* **How to complete this task**: From the listing below, return every line with the string "before" in it.
=======
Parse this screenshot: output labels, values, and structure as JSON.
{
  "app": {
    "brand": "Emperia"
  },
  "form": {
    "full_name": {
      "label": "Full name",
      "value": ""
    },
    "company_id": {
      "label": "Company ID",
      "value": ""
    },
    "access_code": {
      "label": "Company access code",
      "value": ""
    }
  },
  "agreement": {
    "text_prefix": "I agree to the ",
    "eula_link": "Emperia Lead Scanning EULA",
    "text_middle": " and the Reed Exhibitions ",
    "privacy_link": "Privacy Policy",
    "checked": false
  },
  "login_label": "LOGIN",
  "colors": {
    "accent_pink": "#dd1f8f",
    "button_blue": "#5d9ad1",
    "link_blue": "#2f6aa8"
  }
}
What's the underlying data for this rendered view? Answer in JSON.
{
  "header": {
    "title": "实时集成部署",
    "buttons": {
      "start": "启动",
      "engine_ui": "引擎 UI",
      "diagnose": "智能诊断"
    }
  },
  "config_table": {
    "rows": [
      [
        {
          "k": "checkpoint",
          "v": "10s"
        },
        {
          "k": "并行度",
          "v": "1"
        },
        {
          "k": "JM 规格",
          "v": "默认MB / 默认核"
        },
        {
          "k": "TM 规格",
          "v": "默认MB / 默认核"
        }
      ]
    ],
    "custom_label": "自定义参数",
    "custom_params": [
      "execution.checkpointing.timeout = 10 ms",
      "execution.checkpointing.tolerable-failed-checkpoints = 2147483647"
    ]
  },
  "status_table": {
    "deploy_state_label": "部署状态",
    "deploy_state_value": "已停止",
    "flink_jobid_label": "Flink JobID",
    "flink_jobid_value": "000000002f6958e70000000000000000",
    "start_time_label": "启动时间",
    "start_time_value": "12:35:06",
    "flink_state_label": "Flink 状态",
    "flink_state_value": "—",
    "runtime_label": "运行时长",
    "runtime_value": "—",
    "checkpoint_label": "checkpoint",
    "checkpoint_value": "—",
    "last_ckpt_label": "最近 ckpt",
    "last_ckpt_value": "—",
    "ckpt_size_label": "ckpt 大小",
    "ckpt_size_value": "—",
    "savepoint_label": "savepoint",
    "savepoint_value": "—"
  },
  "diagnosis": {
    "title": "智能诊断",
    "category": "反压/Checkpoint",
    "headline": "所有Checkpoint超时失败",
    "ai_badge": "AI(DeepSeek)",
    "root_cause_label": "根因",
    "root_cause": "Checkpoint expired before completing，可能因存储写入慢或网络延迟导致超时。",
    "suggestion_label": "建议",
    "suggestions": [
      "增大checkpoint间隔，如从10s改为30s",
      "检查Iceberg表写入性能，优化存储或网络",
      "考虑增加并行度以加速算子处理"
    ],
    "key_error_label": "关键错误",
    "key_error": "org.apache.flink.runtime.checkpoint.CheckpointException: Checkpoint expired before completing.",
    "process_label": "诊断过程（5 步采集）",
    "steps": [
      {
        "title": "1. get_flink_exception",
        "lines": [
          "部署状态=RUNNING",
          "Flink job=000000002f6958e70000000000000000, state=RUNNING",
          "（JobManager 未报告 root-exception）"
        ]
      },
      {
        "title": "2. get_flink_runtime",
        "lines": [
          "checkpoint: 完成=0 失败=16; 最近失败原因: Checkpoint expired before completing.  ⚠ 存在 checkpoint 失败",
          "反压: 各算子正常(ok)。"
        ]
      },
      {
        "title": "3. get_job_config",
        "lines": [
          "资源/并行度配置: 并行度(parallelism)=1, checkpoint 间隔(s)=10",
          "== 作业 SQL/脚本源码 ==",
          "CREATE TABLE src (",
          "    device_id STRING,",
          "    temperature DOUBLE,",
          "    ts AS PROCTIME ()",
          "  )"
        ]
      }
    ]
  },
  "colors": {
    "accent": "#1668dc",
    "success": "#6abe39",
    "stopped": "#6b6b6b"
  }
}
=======
* **Exercise output**:
    "root_cause": "Checkpoint expired before completing，可能因存储写入慢或网络延迟导致超时。",
    "key_error": "org.apache.flink.runtime.checkpoint.CheckpointException: Checkpoint expired before completing.",
          "checkpoint: 完成=0 失败=16; 最近失败原因: Checkpoint expired before completing.  ⚠ 存在 checkpoint 失败",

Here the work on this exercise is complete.